In our series for Indeed’s Ghosting Week, we’ve explored how, when and why job seekers ghost employers during the hiring process. Now it’s time to stop ghosting in its tracks. In this final post, we’ll take everything we’ve learned and transform it into action — offering easy-to-implement, research-based strategies you can use to prevent ghosting.
You may be thinking, “Isn’t ghosting the job seeker’s problem since they’re the ones doing it?” Not so fast. Although 70% of recruiters assume candidates ghost because they receive another offer, job seekers tell us this is only true 40% of the time. So what other factors influence their decisions, and how can employers turn these on their heads?
Focus on clear, open communication
Communication is a building block for any good relationship, especially between employers and candidates. Both sides seem to realize its importance: 63% of employers believe better communication can help reduce ghosting, while job seekers name communication problems as one of ghosting’s biggest drivers.
These sentiments are stronger among Gen Z and Millennial job seekers than they are among older generations. Nearly one third of ghosters age 18-34 say they did it because they weren’t comfortable telling the recruiter or hiring manager they were no longer interested in the position. Only about one fifth of job seekers age 35-44 say the same. So what does all of this mean for employers?
Communicate early and clearly: Prioritize clear, open communication from day one of the hiring process. Make sure job seekers have all the information they need, including whom to contact with any questions or issues. Thirteen percent of ghosters say they disappeared because they didn’t know how to remove themselves from consideration, but the number jumps to 15% for the 18-34 age group. Employers can, and should, work to change this.
Focus on the candidate: Listen intentionally to candidates to understand their wants and needs. Encourage job seekers to ask questions and speak candidly about any changes in their interest level. And while timelines for responses should be communicated, don’t pressure candidates if they aren’t quite ready to commit. Of course, kindness also goes a long way; ensure that communication is friendly and attentive.
“Some recruiters seem in a hurry, not listening when you answer a question … [and are] not very personable,” explains one job seeker. “That’s when I stop responding to that recruiter.”
Be empathetic: Let empathy guide the way you communicate with candidates — even those who ghost. Many people just don’t feel comfortable speaking up. Unless you ask, you’ll never know the whole story, and some job seekers say they’ve ghosted because of their physical or mental health.
For example, one woman ghosted on a warehouse job after learning she was pregnant before her first day.

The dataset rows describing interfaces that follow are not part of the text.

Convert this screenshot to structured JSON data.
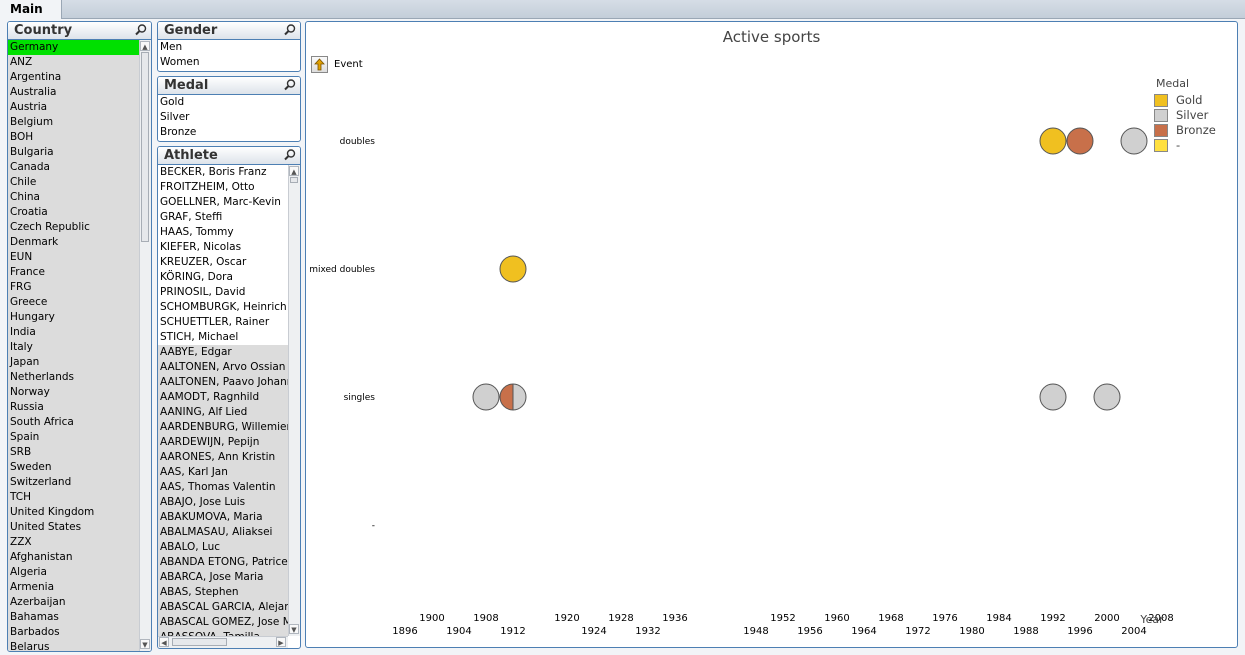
{
  "tab": {
    "label": "Main"
  },
  "country": {
    "caption": "Country",
    "items": [
      "Germany",
      "ANZ",
      "Argentina",
      "Australia",
      "Austria",
      "Belgium",
      "BOH",
      "Bulgaria",
      "Canada",
      "Chile",
      "China",
      "Croatia",
      "Czech Republic",
      "Denmark",
      "EUN",
      "France",
      "FRG",
      "Greece",
      "Hungary",
      "India",
      "Italy",
      "Japan",
      "Netherlands",
      "Norway",
      "Russia",
      "South Africa",
      "Spain",
      "SRB",
      "Sweden",
      "Switzerland",
      "TCH",
      "United Kingdom",
      "United States",
      "ZZX",
      "Afghanistan",
      "Algeria",
      "Armenia",
      "Azerbaijan",
      "Bahamas",
      "Barbados",
      "Belarus"
    ]
  },
  "gender": {
    "caption": "Gender",
    "items": [
      "Men",
      "Women"
    ]
  },
  "medal": {
    "caption": "Medal",
    "items": [
      "Gold",
      "Silver",
      "Bronze"
    ]
  },
  "athlete": {
    "caption": "Athlete",
    "possible": [
      "BECKER, Boris Franz",
      "FROITZHEIM, Otto",
      "GOELLNER, Marc-Kevin",
      "GRAF, Steffi",
      "HAAS, Tommy",
      "KIEFER, Nicolas",
      "KREUZER, Oscar",
      "KÖRING, Dora",
      "PRINOSIL, David",
      "SCHOMBURGK, Heinrich",
      "SCHUETTLER, Rainer",
      "STICH, Michael"
    ],
    "excluded": [
      "AABYE, Edgar",
      "AALTONEN, Arvo Ossian",
      "AALTONEN, Paavo Johannes",
      "AAMODT, Ragnhild",
      "AANING, Alf Lied",
      "AARDENBURG, Willemien",
      "AARDEWIJN, Pepijn",
      "AARONES, Ann Kristin",
      "AAS, Karl Jan",
      "AAS, Thomas Valentin",
      "ABAJO, Jose Luis",
      "ABAKUMOVA, Maria",
      "ABALMASAU, Aliaksei",
      "ABALO, Luc",
      "ABANDA ETONG, Patrice",
      "ABARCA, Jose Maria",
      "ABAS, Stephen",
      "ABASCAL GARCIA, Alejandro",
      "ABASCAL GOMEZ, Jose Manuel",
      "ABASSOVA, Tamilla"
    ]
  },
  "chart": {
    "dimension_label": "Event",
    "x_title": "Year",
    "legend_title": "Medal",
    "legend": [
      {
        "label": "Gold",
        "color": "#f0c020"
      },
      {
        "label": "Silver",
        "color": "#d0d0d0"
      },
      {
        "label": "Bronze",
        "color": "#c8704a"
      },
      {
        "label": "-",
        "color": "#ffe040"
      }
    ]
  },
  "chart_data": {
    "type": "scatter",
    "title": "Active sports",
    "xlabel": "Year",
    "ylabel": "",
    "y_categories": [
      "doubles",
      "mixed doubles",
      "singles",
      "-"
    ],
    "x_ticks_top": [
      1900,
      1908,
      1920,
      1928,
      1936,
      1952,
      1960,
      1968,
      1976,
      1984,
      1992,
      2000,
      2008
    ],
    "x_ticks_bottom": [
      1896,
      1904,
      1912,
      1924,
      1932,
      1948,
      1956,
      1964,
      1972,
      1980,
      1988,
      1996,
      2004
    ],
    "points": [
      {
        "event": "doubles",
        "year": 1992,
        "medals": [
          "Gold"
        ]
      },
      {
        "event": "doubles",
        "year": 1996,
        "medals": [
          "Bronze"
        ]
      },
      {
        "event": "doubles",
        "year": 2004,
        "medals": [
          "Silver"
        ]
      },
      {
        "event": "mixed doubles",
        "year": 1912,
        "medals": [
          "Gold"
        ]
      },
      {
        "event": "singles",
        "year": 1908,
        "medals": [
          "Silver"
        ]
      },
      {
        "event": "singles",
        "year": 1912,
        "medals": [
          "Bronze",
          "Silver"
        ]
      },
      {
        "event": "singles",
        "year": 1992,
        "medals": [
          "Silver"
        ]
      },
      {
        "event": "singles",
        "year": 2000,
        "medals": [
          "Silver"
        ]
      }
    ]
  }
}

She may have assumed nothing could be done, leading the employer to assume she was unreliable. But if the employer had made her feel comfortable speaking up, perhaps they could have found…